One big aspect of changing the views of the township, according to Gotto is the new municipal building which will host its first meeting of the Mayor and Council next Tuesday. He said discussions have been going on for more than 20 years about what should be done with the old building and he was glad that the current council was able to take those discussions and act on them. "If you think for a second that I was going to spend $15 million on a 100-year-old building and think I was going to solve all the problems, I'm not going to straddle problems with the guy that's going to come after me, I'm going to fix the problem now."
With the township able to buy the property at a lower cost than had been originally presented several years ago and at no additional cost to taxpayers, Gotto said "It was a good opportunity that other people didn't have so that's what we did."
"The reason we did it was because that is the single point that will change the face of Howell Township for the next 10 years," Gotto added.
When all the departments are moved into the new building, Gotto said he is confident residents will see why the township made the move to consolidate their operations. "You're going to walk in on the second floor and see exactly what the plan was and I think you'll like it."
Another advantage of the new building is that it will generate $500 thousand in annual income from tenants leasing space on the first floor. "It was the single source of new revenue that we brought into this town and it is sustainable," he said. "There are people that are knocking on our door to rent more space or to expand space that they already have. That's a growing enterprise over there. It was one of the best things that this town could have done," he said.
The completion of the transition to Route 9 will be an important step for the township, but Gotto said there is more work to be done for the future as well as the present. "When I started all this I said I wanted to make this town affordable for my kids to live in," he said. 'It's not right now. My daughter's in college. I don't know if she's ever going to be able to afford a house like the one I live in, be able to pay the taxes and be able to grow her family in this town."

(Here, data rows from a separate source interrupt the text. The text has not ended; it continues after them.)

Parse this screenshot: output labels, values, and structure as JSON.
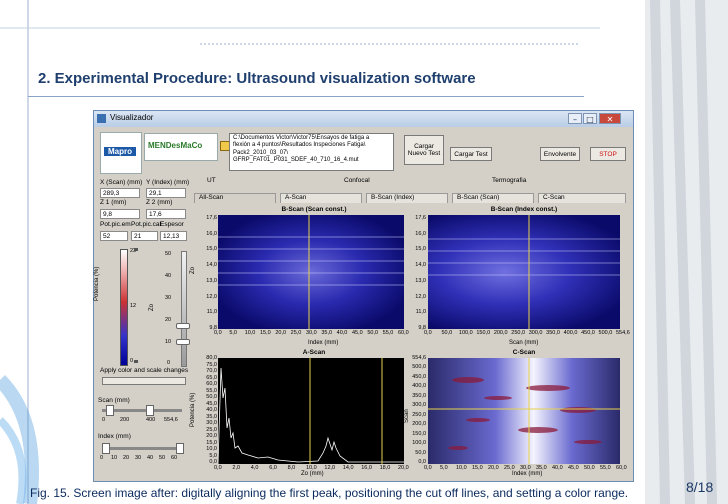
{
  "slide": {
    "title": "2. Experimental Procedure: Ultrasound visualization software",
    "caption": "Fig. 15. Screen image after: digitally aligning the first peak, positioning the cut off lines, and setting a color range.",
    "page": "8/18"
  },
  "window": {
    "title": "Visualizador",
    "logo_text": "Mapro",
    "brand_text": "MENDesMaCo",
    "path_lines": [
      "C:\\Documentos Victor\\Victor75\\Ensayos de fatiga a",
      "flexión a 4 puntos\\Resultados Inspeciones Fatiga\\",
      "Pack2_2010_03_07\\",
      "GFRP_FAT01_P031_SDEF_40_710_16_4.mut"
    ],
    "buttons": {
      "load_new": "Cargar Nuevo Test",
      "load": "Cargar Test",
      "envelope": "Envolvente",
      "stop": "STOP"
    },
    "sections": {
      "ut": "UT",
      "confocal": "Confocal",
      "thermography": "Termografia"
    },
    "tabs": [
      "All-Scan",
      "A-Scan",
      "B-Scan (Index)",
      "B-Scan (Scan)",
      "C-Scan"
    ],
    "fields": [
      {
        "label": "X (Scan) (mm)",
        "value": "289,3"
      },
      {
        "label": "Y (Index) (mm)",
        "value": "29,1"
      },
      {
        "label": "Z 1 (mm)",
        "value": "9,8"
      },
      {
        "label": "Z 2 (mm)",
        "value": "17,6"
      },
      {
        "label": "Pot.pic.em",
        "value": "52"
      },
      {
        "label": "Pot.pic.cal",
        "value": "21"
      },
      {
        "label": "Espesor",
        "value": "12,13"
      }
    ],
    "color_scale_max": "23",
    "color_scale_mid": "12",
    "color_scale_min": "0",
    "color_scale_label": "Potencia (%)",
    "z_slider_label": "Zo",
    "z_ticks": [
      "50",
      "40",
      "30",
      "20",
      "10",
      "0"
    ],
    "apply_label": "Apply color and scale changes",
    "scan_slider": {
      "label": "Scan (mm)",
      "ticks": [
        "0",
        "200",
        "400",
        "554,6"
      ]
    },
    "index_slider": {
      "label": "Index (mm)",
      "ticks": [
        "0",
        "10",
        "20",
        "30",
        "40",
        "50",
        "60"
      ]
    },
    "bscan_scan": {
      "title": "B-Scan (Scan const.)",
      "xlabel": "Index (mm)",
      "ylabel": "Zo",
      "yticks": [
        "17,6",
        "16,0",
        "15,0",
        "14,0",
        "13,0",
        "12,0",
        "11,0",
        "9,8"
      ],
      "xticks": [
        "0,0",
        "5,0",
        "10,0",
        "15,0",
        "20,0",
        "25,0",
        "30,0",
        "35,0",
        "40,0",
        "45,0",
        "50,0",
        "55,0",
        "60,0"
      ]
    },
    "bscan_index": {
      "title": "B-Scan (Index const.)",
      "xlabel": "Scan (mm)",
      "yticks": [
        "17,6",
        "16,0",
        "15,0",
        "14,0",
        "13,0",
        "12,0",
        "11,0",
        "9,8"
      ],
      "xticks": [
        "0,0",
        "50,0",
        "100,0",
        "150,0",
        "200,0",
        "250,0",
        "300,0",
        "350,0",
        "400,0",
        "450,0",
        "500,0",
        "554,6"
      ]
    },
    "ascan": {
      "title": "A-Scan",
      "xlabel": "Zo (mm)",
      "ylabel": "Potencia (%)",
      "yticks": [
        "80,0",
        "75,0",
        "70,0",
        "65,0",
        "60,0",
        "55,0",
        "50,0",
        "45,0",
        "40,0",
        "35,0",
        "30,0",
        "25,0",
        "20,0",
        "15,0",
        "10,0",
        "5,0",
        "0,0"
      ],
      "xticks": [
        "0,0",
        "2,0",
        "4,0",
        "6,0",
        "8,0",
        "10,0",
        "12,0",
        "14,0",
        "16,0",
        "18,0",
        "20,0"
      ]
    },
    "cscan": {
      "title": "C-Scan",
      "xlabel": "Index (mm)",
      "ylabel": "Scan",
      "yticks": [
        "554,6",
        "500,0",
        "450,0",
        "400,0",
        "350,0",
        "300,0",
        "250,0",
        "200,0",
        "150,0",
        "100,0",
        "50,0",
        "0,0"
      ],
      "xticks": [
        "0,0",
        "5,0",
        "10,0",
        "15,0",
        "20,0",
        "25,0",
        "30,0",
        "35,0",
        "40,0",
        "45,0",
        "50,0",
        "55,0",
        "60,0"
      ]
    },
    "colors": {
      "accent": "#1f3f6e",
      "cut_line": "#e6d24a",
      "bscan_bg": "#0a0a6a"
    }
  }
}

Later in the day Field and Taylor were scheduled to compete in a debate being held at Georgian Court University, an event which Gotto declined to take part in.